### Exercise requirements
Write out the entries exactly, pictures excluded.
════════════════════
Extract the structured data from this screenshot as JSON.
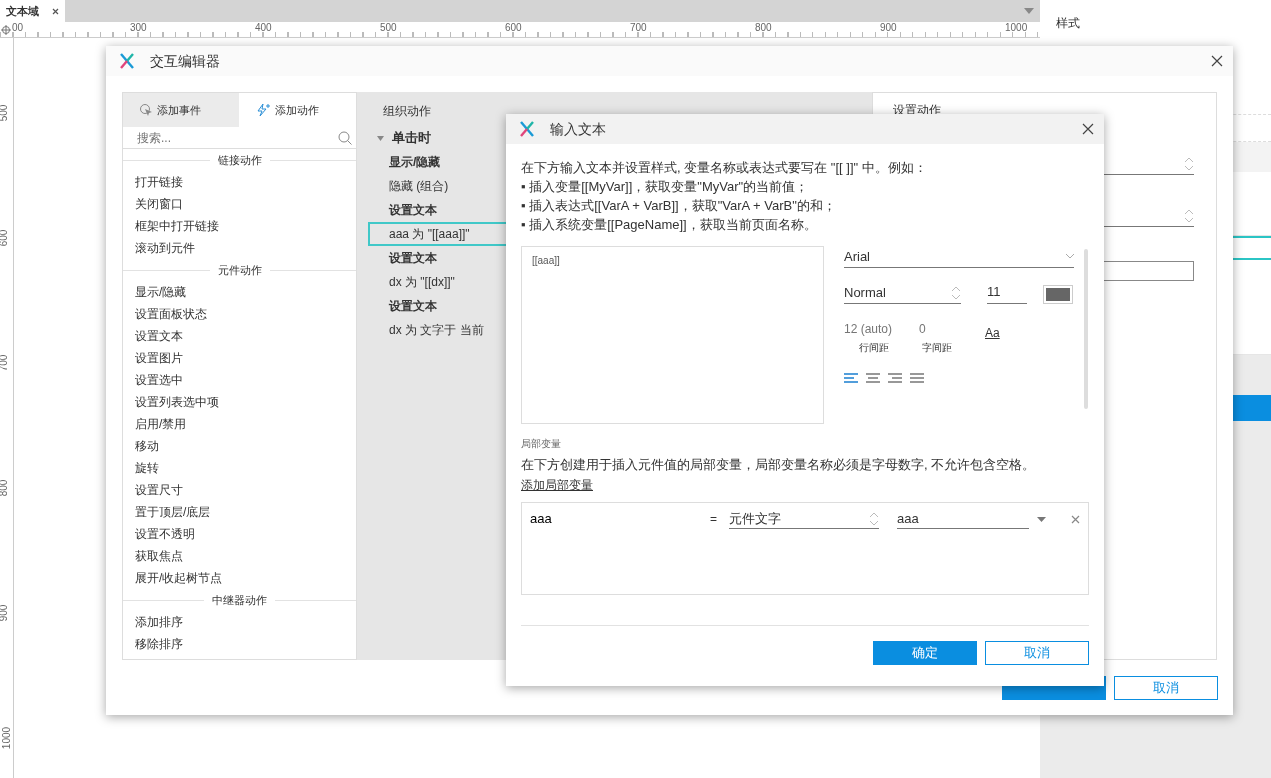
{
  "document_tab": {
    "label": "文本域"
  },
  "ruler": {
    "x_labels": [
      "00",
      "300",
      "400",
      "500",
      "600",
      "700",
      "800",
      "900",
      "1000"
    ],
    "y_labels": [
      "500",
      "600",
      "700",
      "800",
      "900",
      "1000"
    ]
  },
  "right_panel": {
    "title": "样式"
  },
  "interaction_editor": {
    "title": "交互编辑器",
    "tabs": [
      {
        "label": "添加事件",
        "kind": "event",
        "selected": false
      },
      {
        "label": "添加动作",
        "kind": "action",
        "selected": true
      }
    ],
    "search": {
      "placeholder": "搜索..."
    },
    "action_groups": [
      {
        "title": "链接动作",
        "items": [
          "打开链接",
          "关闭窗口",
          "框架中打开链接",
          "滚动到元件"
        ]
      },
      {
        "title": "元件动作",
        "items": [
          "显示/隐藏",
          "设置面板状态",
          "设置文本",
          "设置图片",
          "设置选中",
          "设置列表选中项",
          "启用/禁用",
          "移动",
          "旋转",
          "设置尺寸",
          "置于顶层/底层",
          "设置不透明",
          "获取焦点",
          "展开/收起树节点"
        ]
      },
      {
        "title": "中继器动作",
        "items": [
          "添加排序",
          "移除排序"
        ]
      }
    ],
    "organize_title": "组织动作",
    "event": {
      "label": "单击时",
      "expanded": true,
      "actions": [
        {
          "name": "显示/隐藏",
          "detail": "隐藏 (组合)",
          "selected": false
        },
        {
          "name": "设置文本",
          "detail": "aaa 为 \"[[aaa]]\"",
          "selected": true
        },
        {
          "name": "设置文本",
          "detail": "dx 为 \"[[dx]]\"",
          "selected": false
        },
        {
          "name": "设置文本",
          "detail": "dx 为 文字于 当前",
          "selected": false
        }
      ]
    },
    "settings_title": "设置动作",
    "buttons": [
      {
        "kind": "primary"
      },
      {
        "label": "取消",
        "kind": "secondary"
      }
    ]
  },
  "input_text_dialog": {
    "title": "输入文本",
    "instructions": [
      "在下方输入文本并设置样式, 变量名称或表达式要写在 \"[[ ]]\" 中。例如：",
      "▪ 插入变量[[MyVar]]，获取变量\"MyVar\"的当前值；",
      "▪ 插入表达式[[VarA + VarB]]，获取\"VarA + VarB\"的和；",
      "▪ 插入系统变量[[PageName]]，获取当前页面名称。"
    ],
    "text_value": "[[aaa]]",
    "font": "Arial",
    "weight": "Normal",
    "size": "11",
    "line_spacing": {
      "placeholder": "12 (auto)",
      "label": "行间距"
    },
    "letter_spacing": {
      "placeholder": "0",
      "label": "字间距"
    },
    "case_button": "Aa",
    "alignments": [
      {
        "kind": "left",
        "selected": true
      },
      {
        "kind": "center",
        "selected": false
      },
      {
        "kind": "right",
        "selected": false
      },
      {
        "kind": "justify",
        "selected": false
      }
    ],
    "local_vars_title": "局部变量",
    "local_vars_hint": "在下方创建用于插入元件值的局部变量，局部变量名称必须是字母数字, 不允许包含空格。",
    "add_link": "添加局部变量",
    "variables": [
      {
        "name": "aaa",
        "equals": "=",
        "type": "元件文字",
        "target": "aaa"
      }
    ],
    "buttons": [
      {
        "label": "确定",
        "kind": "primary"
      },
      {
        "label": "取消",
        "kind": "secondary"
      }
    ]
  }
}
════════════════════
### Answer
Extract the structured data from this screenshot as JSON.
{
  "document_tab": {
    "label": "文本域"
  },
  "ruler": {
    "x_labels": [
      "00",
      "300",
      "400",
      "500",
      "600",
      "700",
      "800",
      "900",
      "1000"
    ],
    "y_labels": [
      "500",
      "600",
      "700",
      "800",
      "900",
      "1000"
    ]
  },
  "right_panel": {
    "title": "样式"
  },
  "interaction_editor": {
    "title": "交互编辑器",
    "tabs": [
      {
        "label": "添加事件",
        "kind": "event",
        "selected": false
      },
      {
        "label": "添加动作",
        "kind": "action",
        "selected": true
      }
    ],
    "search": {
      "placeholder": "搜索..."
    },
    "action_groups": [
      {
        "title": "链接动作",
        "items": [
          "打开链接",
          "关闭窗口",
          "框架中打开链接",
          "滚动到元件"
        ]
      },
      {
        "title": "元件动作",
        "items": [
          "显示/隐藏",
          "设置面板状态",
          "设置文本",
          "设置图片",
          "设置选中",
          "设置列表选中项",
          "启用/禁用",
          "移动",
          "旋转",
          "设置尺寸",
          "置于顶层/底层",
          "设置不透明",
          "获取焦点",
          "展开/收起树节点"
        ]
      },
      {
        "title": "中继器动作",
        "items": [
          "添加排序",
          "移除排序"
        ]
      }
    ],
    "organize_title": "组织动作",
    "event": {
      "label": "单击时",
      "expanded": true,
      "actions": [
        {
          "name": "显示/隐藏",
          "detail": "隐藏 (组合)",
          "selected": false
        },
        {
          "name": "设置文本",
          "detail": "aaa 为 \"[[aaa]]\"",
          "selected": true
        },
        {
          "name": "设置文本",
          "detail": "dx 为 \"[[dx]]\"",
          "selected": false
        },
        {
          "name": "设置文本",
          "detail": "dx 为 文字于 当前",
          "selected": false
        }
      ]
    },
    "settings_title": "设置动作",
    "buttons": [
      {
        "kind": "primary"
      },
      {
        "label": "取消",
        "kind": "secondary"
      }
    ]
  },
  "input_text_dialog": {
    "title": "输入文本",
    "instructions": [
      "在下方输入文本并设置样式, 变量名称或表达式要写在 \"[[ ]]\" 中。例如：",
      "▪ 插入变量[[MyVar]]，获取变量\"MyVar\"的当前值；",
      "▪ 插入表达式[[VarA + VarB]]，获取\"VarA + VarB\"的和；",
      "▪ 插入系统变量[[PageName]]，获取当前页面名称。"
    ],
    "text_value": "[[aaa]]",
    "font": "Arial",
    "weight": "Normal",
    "size": "11",
    "line_spacing": {
      "placeholder": "12 (auto)",
      "label": "行间距"
    },
    "letter_spacing": {
      "placeholder": "0",
      "label": "字间距"
    },
    "case_button": "Aa",
    "alignments": [
      {
        "kind": "left",
        "selected": true
      },
      {
        "kind": "center",
        "selected": false
      },
      {
        "kind": "right",
        "selected": false
      },
      {
        "kind": "justify",
        "selected": false
      }
    ],
    "local_vars_title": "局部变量",
    "local_vars_hint": "在下方创建用于插入元件值的局部变量，局部变量名称必须是字母数字, 不允许包含空格。",
    "add_link": "添加局部变量",
    "variables": [
      {
        "name": "aaa",
        "equals": "=",
        "type": "元件文字",
        "target": "aaa"
      }
    ],
    "buttons": [
      {
        "label": "确定",
        "kind": "primary"
      },
      {
        "label": "取消",
        "kind": "secondary"
      }
    ]
  }
}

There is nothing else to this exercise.